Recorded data
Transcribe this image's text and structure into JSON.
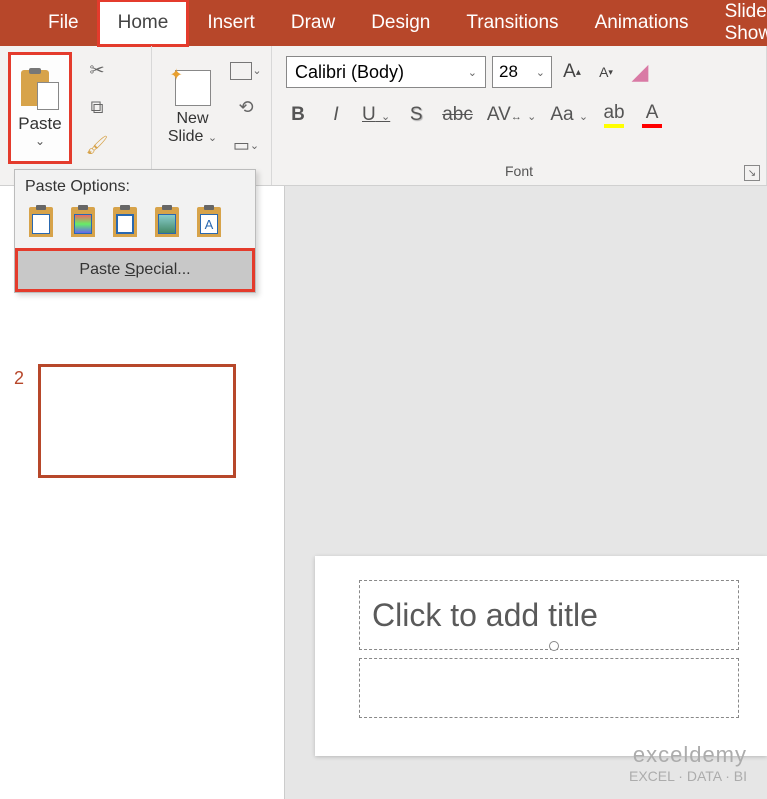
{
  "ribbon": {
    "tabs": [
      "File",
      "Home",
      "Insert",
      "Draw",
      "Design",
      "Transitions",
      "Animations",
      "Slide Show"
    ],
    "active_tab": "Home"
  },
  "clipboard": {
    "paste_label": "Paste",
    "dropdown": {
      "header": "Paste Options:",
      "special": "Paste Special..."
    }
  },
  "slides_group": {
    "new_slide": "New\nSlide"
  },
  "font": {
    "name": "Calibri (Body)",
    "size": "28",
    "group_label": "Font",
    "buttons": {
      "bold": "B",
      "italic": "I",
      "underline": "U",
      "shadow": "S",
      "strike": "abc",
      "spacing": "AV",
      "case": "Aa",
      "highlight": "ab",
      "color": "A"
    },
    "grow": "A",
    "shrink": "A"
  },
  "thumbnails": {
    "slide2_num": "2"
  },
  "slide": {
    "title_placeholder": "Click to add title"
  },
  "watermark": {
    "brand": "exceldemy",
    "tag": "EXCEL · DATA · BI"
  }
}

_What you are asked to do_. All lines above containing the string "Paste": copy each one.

_Answer space_.
    "paste_label": "Paste",
      "header": "Paste Options:",
      "special": "Paste Special..."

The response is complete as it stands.